(Directions for this task): Exclude the images, then return every line below exactly as written.

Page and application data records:
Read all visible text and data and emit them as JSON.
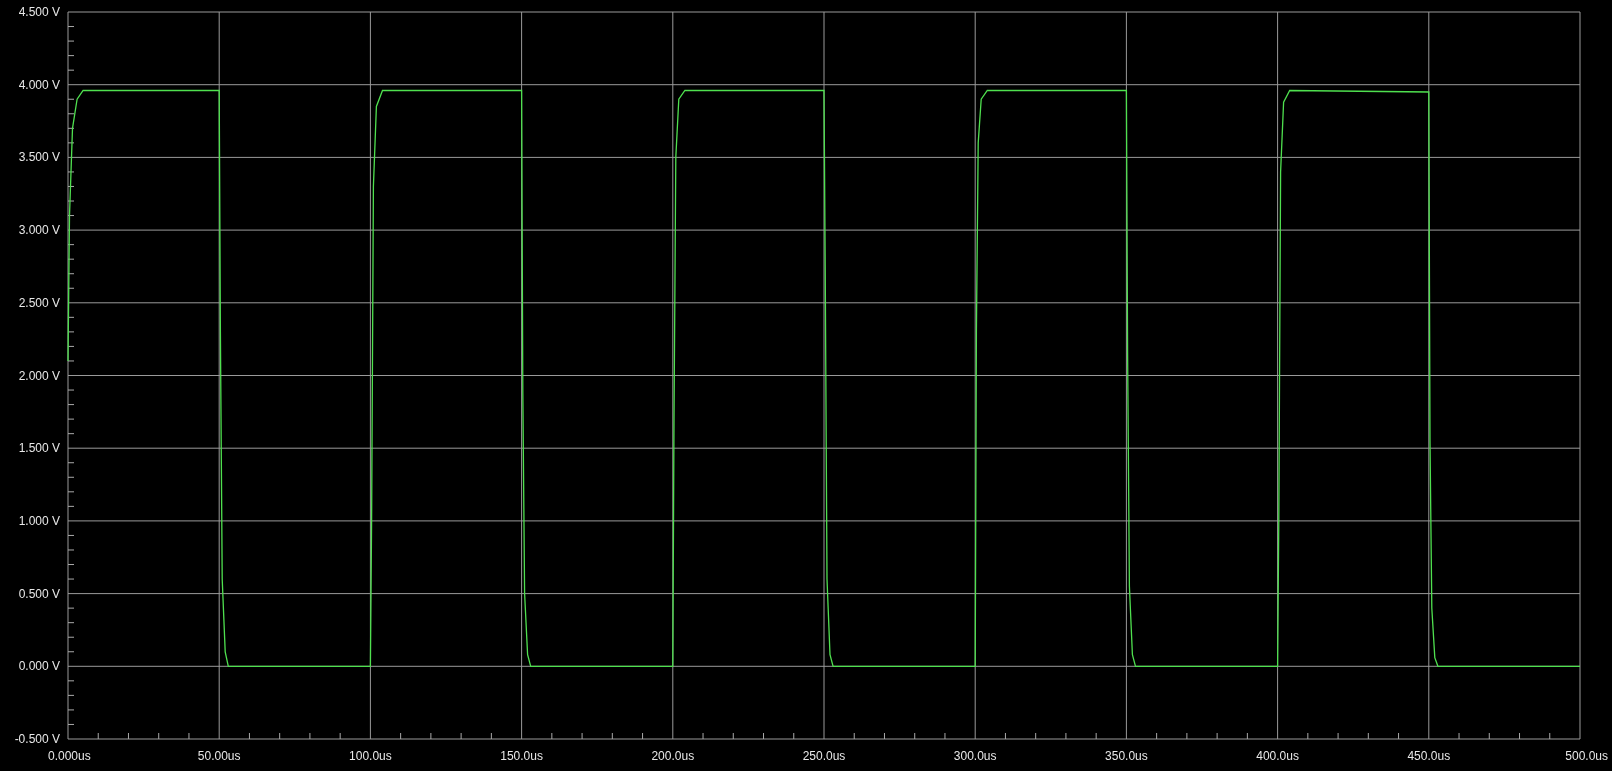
{
  "plot": {
    "chart_data": {
      "type": "line",
      "x": [
        0,
        0.5,
        1.5,
        3,
        5,
        50,
        50.4,
        51,
        52,
        53,
        100,
        100.4,
        101,
        102,
        104,
        150,
        150.4,
        151,
        152,
        153,
        200,
        200.4,
        201,
        202,
        204,
        250,
        250.4,
        251,
        252,
        253,
        300,
        300.4,
        301,
        302,
        304,
        350,
        350.4,
        351,
        352,
        353,
        400,
        400.4,
        401,
        402,
        404,
        450,
        450.4,
        451,
        452,
        453,
        500
      ],
      "series": [
        {
          "color": "#4fe04f",
          "values": [
            2.1,
            3.1,
            3.7,
            3.9,
            3.96,
            3.96,
            2.3,
            0.6,
            0.1,
            0.0,
            0.0,
            1.0,
            3.3,
            3.85,
            3.96,
            3.96,
            1.9,
            0.5,
            0.08,
            0.0,
            0.0,
            1.7,
            3.5,
            3.9,
            3.96,
            3.96,
            2.75,
            0.6,
            0.08,
            0.0,
            0.0,
            2.3,
            3.6,
            3.9,
            3.96,
            3.96,
            2.15,
            0.55,
            0.08,
            0.0,
            0.0,
            1.0,
            3.4,
            3.88,
            3.96,
            3.95,
            1.55,
            0.4,
            0.06,
            0.0,
            0.0
          ]
        }
      ],
      "grid": true,
      "xlim": [
        0,
        500
      ],
      "ylim": [
        -0.5,
        4.5
      ],
      "xticks": [
        {
          "value": 0,
          "label": "0.000us"
        },
        {
          "value": 50,
          "label": "50.00us"
        },
        {
          "value": 100,
          "label": "100.0us"
        },
        {
          "value": 150,
          "label": "150.0us"
        },
        {
          "value": 200,
          "label": "200.0us"
        },
        {
          "value": 250,
          "label": "250.0us"
        },
        {
          "value": 300,
          "label": "300.0us"
        },
        {
          "value": 350,
          "label": "350.0us"
        },
        {
          "value": 400,
          "label": "400.0us"
        },
        {
          "value": 450,
          "label": "450.0us"
        },
        {
          "value": 500,
          "label": "500.0us"
        }
      ],
      "yticks": [
        {
          "value": 4.5,
          "label": "4.500 V"
        },
        {
          "value": 4,
          "label": "4.000 V"
        },
        {
          "value": 3.5,
          "label": "3.500 V"
        },
        {
          "value": 3,
          "label": "3.000 V"
        },
        {
          "value": 2.5,
          "label": "2.500 V"
        },
        {
          "value": 2,
          "label": "2.000 V"
        },
        {
          "value": 1.5,
          "label": "1.500 V"
        },
        {
          "value": 1,
          "label": "1.000 V"
        },
        {
          "value": 0.5,
          "label": "0.500 V"
        },
        {
          "value": 0,
          "label": "0.000 V"
        },
        {
          "value": -0.5,
          "label": "-0.500 V"
        }
      ]
    }
  }
}
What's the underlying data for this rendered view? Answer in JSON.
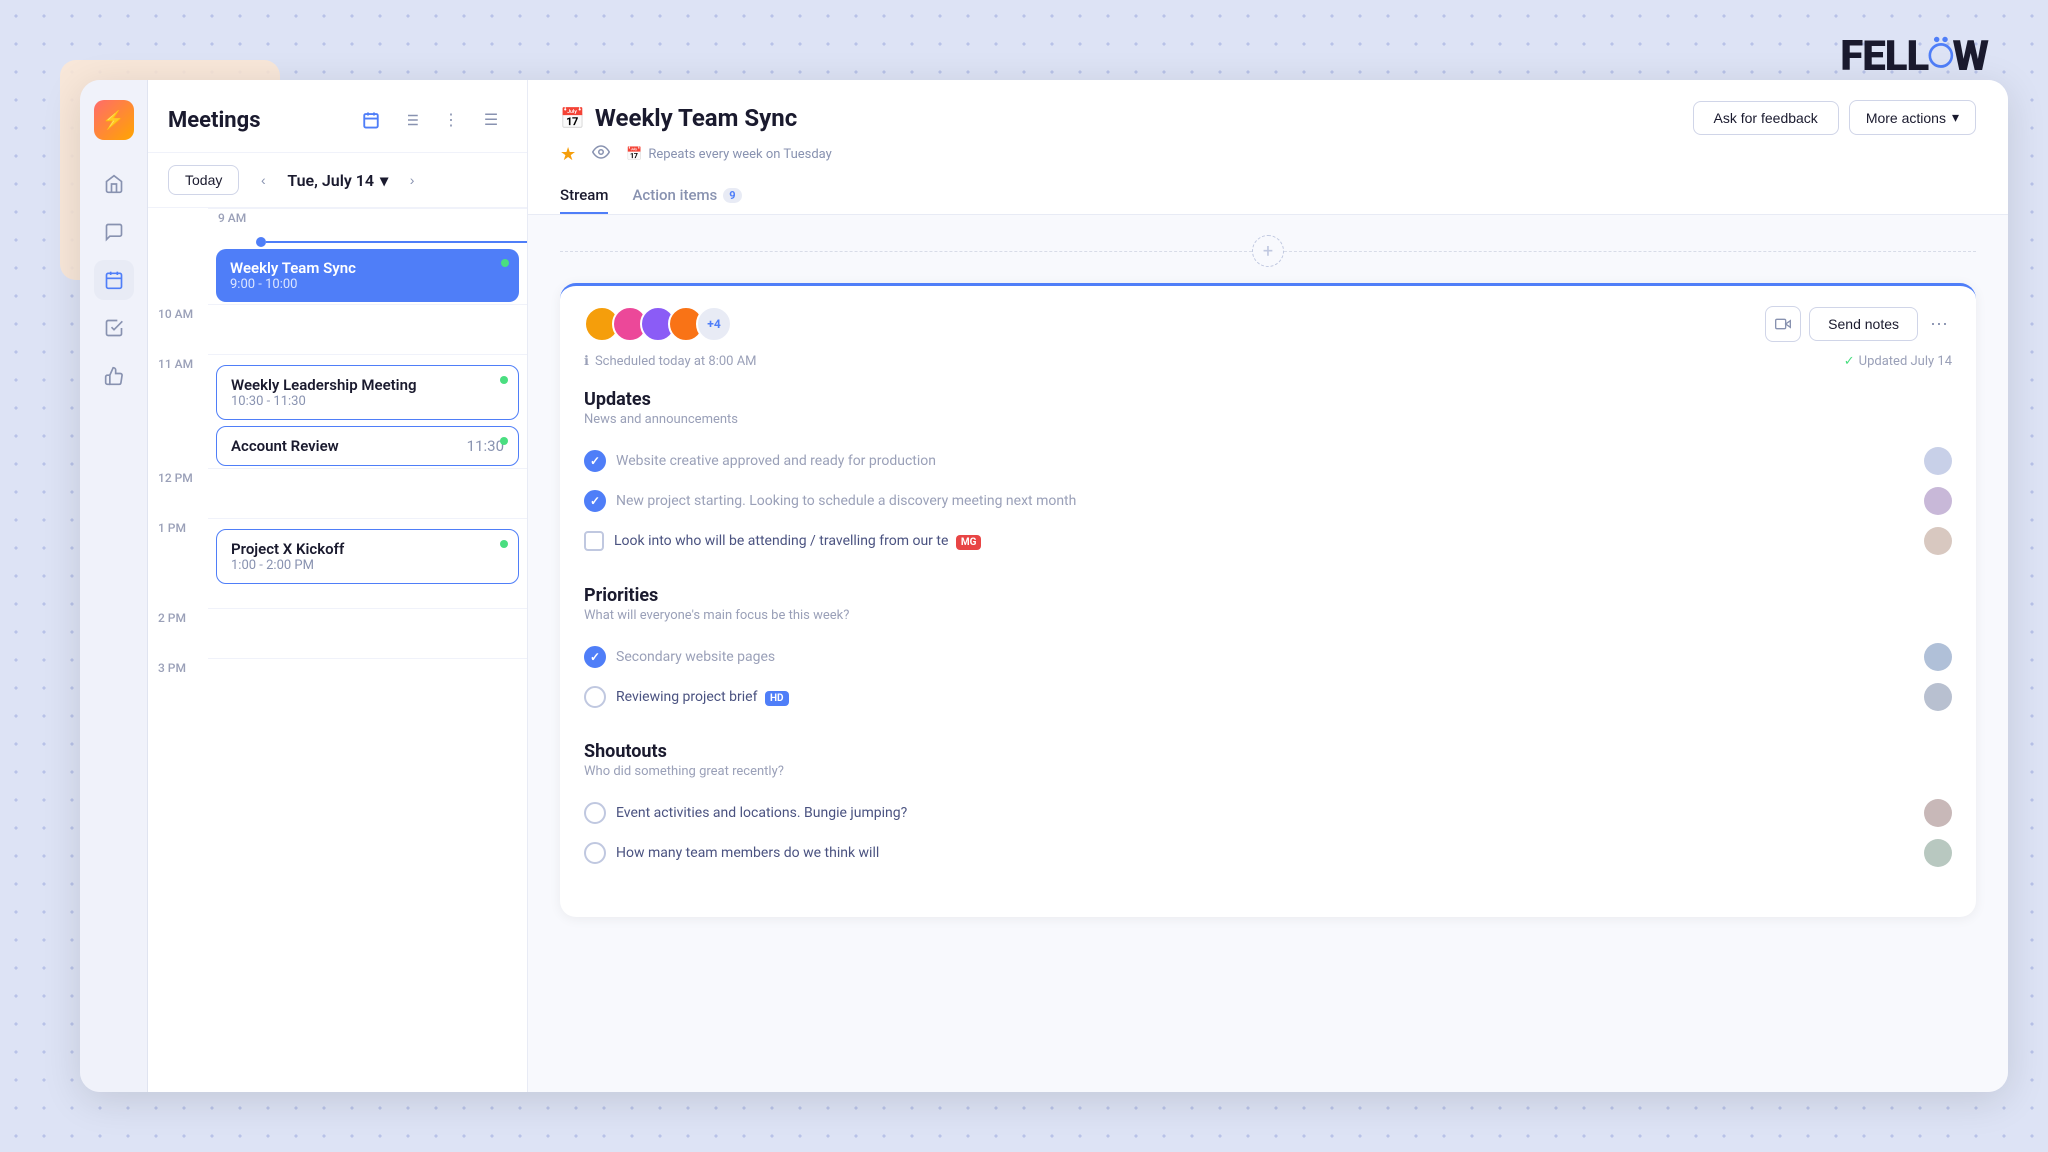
{
  "app": {
    "logo": "FELL☍W"
  },
  "sidebar": {
    "items": [
      {
        "id": "home",
        "icon": "⌂",
        "label": "Home"
      },
      {
        "id": "messages",
        "icon": "≡",
        "label": "Messages"
      },
      {
        "id": "calendar",
        "icon": "📅",
        "label": "Calendar",
        "active": true
      },
      {
        "id": "tasks",
        "icon": "☑",
        "label": "Tasks"
      },
      {
        "id": "feedback",
        "icon": "👍",
        "label": "Feedback"
      }
    ]
  },
  "meetings": {
    "title": "Meetings",
    "date": {
      "today_label": "Today",
      "current": "Tue, July 14"
    },
    "events": [
      {
        "id": "weekly-team-sync",
        "title": "Weekly Team Sync",
        "time": "9:00 - 10:00",
        "time_slot": "9 AM",
        "style": "blue",
        "dot": "green"
      },
      {
        "id": "weekly-leadership",
        "title": "Weekly Leadership Meeting",
        "time": "10:30 - 11:30",
        "time_slot": "11 AM",
        "style": "outline",
        "dot": "green"
      },
      {
        "id": "account-review",
        "title": "Account Review",
        "time": "11:30",
        "time_slot": "11 AM",
        "style": "outline",
        "dot": "green"
      },
      {
        "id": "project-x",
        "title": "Project X Kickoff",
        "time": "1:00 - 2:00 PM",
        "time_slot": "1 PM",
        "style": "outline",
        "dot": "green"
      }
    ],
    "time_slots": [
      "9 AM",
      "10 AM",
      "11 AM",
      "12 PM",
      "1 PM",
      "2 PM",
      "3 PM"
    ]
  },
  "meeting_detail": {
    "title": "Weekly Team Sync",
    "repeat_info": "Repeats every week on Tuesday",
    "tabs": [
      {
        "id": "stream",
        "label": "Stream",
        "active": true
      },
      {
        "id": "action-items",
        "label": "Action items",
        "badge": "9"
      }
    ],
    "actions": {
      "ask_feedback": "Ask for feedback",
      "more_actions": "More actions"
    },
    "session": {
      "attendee_count": "+4",
      "scheduled": "Scheduled today at 8:00 AM",
      "updated": "Updated July 14",
      "send_notes": "Send notes"
    },
    "sections": [
      {
        "id": "updates",
        "title": "Updates",
        "subtitle": "News and announcements",
        "items": [
          {
            "id": "item1",
            "text": "Website creative approved and ready for production",
            "checked": true,
            "type": "circle",
            "avatar_color": "#b8c2e0"
          },
          {
            "id": "item2",
            "text": "New project starting. Looking to schedule a discovery meeting next month",
            "checked": true,
            "type": "circle",
            "avatar_color": "#c0a8d0"
          },
          {
            "id": "item3",
            "text": "Look into who will be attending / travelling from our te",
            "checked": false,
            "type": "square",
            "badge": "MG",
            "badge_color": "red",
            "avatar_color": "#d0c8c0"
          }
        ]
      },
      {
        "id": "priorities",
        "title": "Priorities",
        "subtitle": "What will everyone's main focus be this week?",
        "items": [
          {
            "id": "pitem1",
            "text": "Secondary website pages",
            "checked": true,
            "type": "circle",
            "avatar_color": "#b8c8e0"
          },
          {
            "id": "pitem2",
            "text": "Reviewing project brief",
            "checked": false,
            "type": "circle-empty",
            "badge": "HD",
            "badge_color": "blue",
            "avatar_color": "#b8c2d8"
          }
        ]
      },
      {
        "id": "shoutouts",
        "title": "Shoutouts",
        "subtitle": "Who did something great recently?",
        "items": [
          {
            "id": "sitem1",
            "text": "Event activities and locations. Bungie jumping?",
            "checked": false,
            "type": "circle-empty",
            "avatar_color": "#c8b8b8"
          },
          {
            "id": "sitem2",
            "text": "How many team members do we think will",
            "checked": false,
            "type": "circle-empty",
            "avatar_color": "#b8c8c0"
          }
        ]
      }
    ]
  }
}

(Solution to this problem):
Read all visible text and data and emit them as JSON.
{
  "plot": {
    "chart_data": {
      "type": "line",
      "x": [
        0,
        0.5,
        1.5,
        3,
        5,
        50,
        50.4,
        51,
        52,
        53,
        100,
        100.4,
        101,
        102,
        104,
        150,
        150.4,
        151,
        152,
        153,
        200,
        200.4,
        201,
        202,
        204,
        250,
        250.4,
        251,
        252,
        253,
        300,
        300.4,
        301,
        302,
        304,
        350,
        350.4,
        351,
        352,
        353,
        400,
        400.4,
        401,
        402,
        404,
        450,
        450.4,
        451,
        452,
        453,
        500
      ],
      "series": [
        {
          "color": "#4fe04f",
          "values": [
            2.1,
            3.1,
            3.7,
            3.9,
            3.96,
            3.96,
            2.3,
            0.6,
            0.1,
            0.0,
            0.0,
            1.0,
            3.3,
            3.85,
            3.96,
            3.96,
            1.9,
            0.5,
            0.08,
            0.0,
            0.0,
            1.7,
            3.5,
            3.9,
            3.96,
            3.96,
            2.75,
            0.6,
            0.08,
            0.0,
            0.0,
            2.3,
            3.6,
            3.9,
            3.96,
            3.96,
            2.15,
            0.55,
            0.08,
            0.0,
            0.0,
            1.0,
            3.4,
            3.88,
            3.96,
            3.95,
            1.55,
            0.4,
            0.06,
            0.0,
            0.0
          ]
        }
      ],
      "grid": true,
      "xlim": [
        0,
        500
      ],
      "ylim": [
        -0.5,
        4.5
      ],
      "xticks": [
        {
          "value": 0,
          "label": "0.000us"
        },
        {
          "value": 50,
          "label": "50.00us"
        },
        {
          "value": 100,
          "label": "100.0us"
        },
        {
          "value": 150,
          "label": "150.0us"
        },
        {
          "value": 200,
          "label": "200.0us"
        },
        {
          "value": 250,
          "label": "250.0us"
        },
        {
          "value": 300,
          "label": "300.0us"
        },
        {
          "value": 350,
          "label": "350.0us"
        },
        {
          "value": 400,
          "label": "400.0us"
        },
        {
          "value": 450,
          "label": "450.0us"
        },
        {
          "value": 500,
          "label": "500.0us"
        }
      ],
      "yticks": [
        {
          "value": 4.5,
          "label": "4.500 V"
        },
        {
          "value": 4,
          "label": "4.000 V"
        },
        {
          "value": 3.5,
          "label": "3.500 V"
        },
        {
          "value": 3,
          "label": "3.000 V"
        },
        {
          "value": 2.5,
          "label": "2.500 V"
        },
        {
          "value": 2,
          "label": "2.000 V"
        },
        {
          "value": 1.5,
          "label": "1.500 V"
        },
        {
          "value": 1,
          "label": "1.000 V"
        },
        {
          "value": 0.5,
          "label": "0.500 V"
        },
        {
          "value": 0,
          "label": "0.000 V"
        },
        {
          "value": -0.5,
          "label": "-0.500 V"
        }
      ]
    }
  }
}
What's the underlying data for this rendered view? Answer in JSON.
{
  "app": {
    "logo": "FELL☍W"
  },
  "sidebar": {
    "items": [
      {
        "id": "home",
        "icon": "⌂",
        "label": "Home"
      },
      {
        "id": "messages",
        "icon": "≡",
        "label": "Messages"
      },
      {
        "id": "calendar",
        "icon": "📅",
        "label": "Calendar",
        "active": true
      },
      {
        "id": "tasks",
        "icon": "☑",
        "label": "Tasks"
      },
      {
        "id": "feedback",
        "icon": "👍",
        "label": "Feedback"
      }
    ]
  },
  "meetings": {
    "title": "Meetings",
    "date": {
      "today_label": "Today",
      "current": "Tue, July 14"
    },
    "events": [
      {
        "id": "weekly-team-sync",
        "title": "Weekly Team Sync",
        "time": "9:00 - 10:00",
        "time_slot": "9 AM",
        "style": "blue",
        "dot": "green"
      },
      {
        "id": "weekly-leadership",
        "title": "Weekly Leadership Meeting",
        "time": "10:30 - 11:30",
        "time_slot": "11 AM",
        "style": "outline",
        "dot": "green"
      },
      {
        "id": "account-review",
        "title": "Account Review",
        "time": "11:30",
        "time_slot": "11 AM",
        "style": "outline",
        "dot": "green"
      },
      {
        "id": "project-x",
        "title": "Project X Kickoff",
        "time": "1:00 - 2:00 PM",
        "time_slot": "1 PM",
        "style": "outline",
        "dot": "green"
      }
    ],
    "time_slots": [
      "9 AM",
      "10 AM",
      "11 AM",
      "12 PM",
      "1 PM",
      "2 PM",
      "3 PM"
    ]
  },
  "meeting_detail": {
    "title": "Weekly Team Sync",
    "repeat_info": "Repeats every week on Tuesday",
    "tabs": [
      {
        "id": "stream",
        "label": "Stream",
        "active": true
      },
      {
        "id": "action-items",
        "label": "Action items",
        "badge": "9"
      }
    ],
    "actions": {
      "ask_feedback": "Ask for feedback",
      "more_actions": "More actions"
    },
    "session": {
      "attendee_count": "+4",
      "scheduled": "Scheduled today at 8:00 AM",
      "updated": "Updated July 14",
      "send_notes": "Send notes"
    },
    "sections": [
      {
        "id": "updates",
        "title": "Updates",
        "subtitle": "News and announcements",
        "items": [
          {
            "id": "item1",
            "text": "Website creative approved and ready for production",
            "checked": true,
            "type": "circle",
            "avatar_color": "#b8c2e0"
          },
          {
            "id": "item2",
            "text": "New project starting. Looking to schedule a discovery meeting next month",
            "checked": true,
            "type": "circle",
            "avatar_color": "#c0a8d0"
          },
          {
            "id": "item3",
            "text": "Look into who will be attending / travelling from our te",
            "checked": false,
            "type": "square",
            "badge": "MG",
            "badge_color": "red",
            "avatar_color": "#d0c8c0"
          }
        ]
      },
      {
        "id": "priorities",
        "title": "Priorities",
        "subtitle": "What will everyone's main focus be this week?",
        "items": [
          {
            "id": "pitem1",
            "text": "Secondary website pages",
            "checked": true,
            "type": "circle",
            "avatar_color": "#b8c8e0"
          },
          {
            "id": "pitem2",
            "text": "Reviewing project brief",
            "checked": false,
            "type": "circle-empty",
            "badge": "HD",
            "badge_color": "blue",
            "avatar_color": "#b8c2d8"
          }
        ]
      },
      {
        "id": "shoutouts",
        "title": "Shoutouts",
        "subtitle": "Who did something great recently?",
        "items": [
          {
            "id": "sitem1",
            "text": "Event activities and locations. Bungie jumping?",
            "checked": false,
            "type": "circle-empty",
            "avatar_color": "#c8b8b8"
          },
          {
            "id": "sitem2",
            "text": "How many team members do we think will",
            "checked": false,
            "type": "circle-empty",
            "avatar_color": "#b8c8c0"
          }
        ]
      }
    ]
  }
}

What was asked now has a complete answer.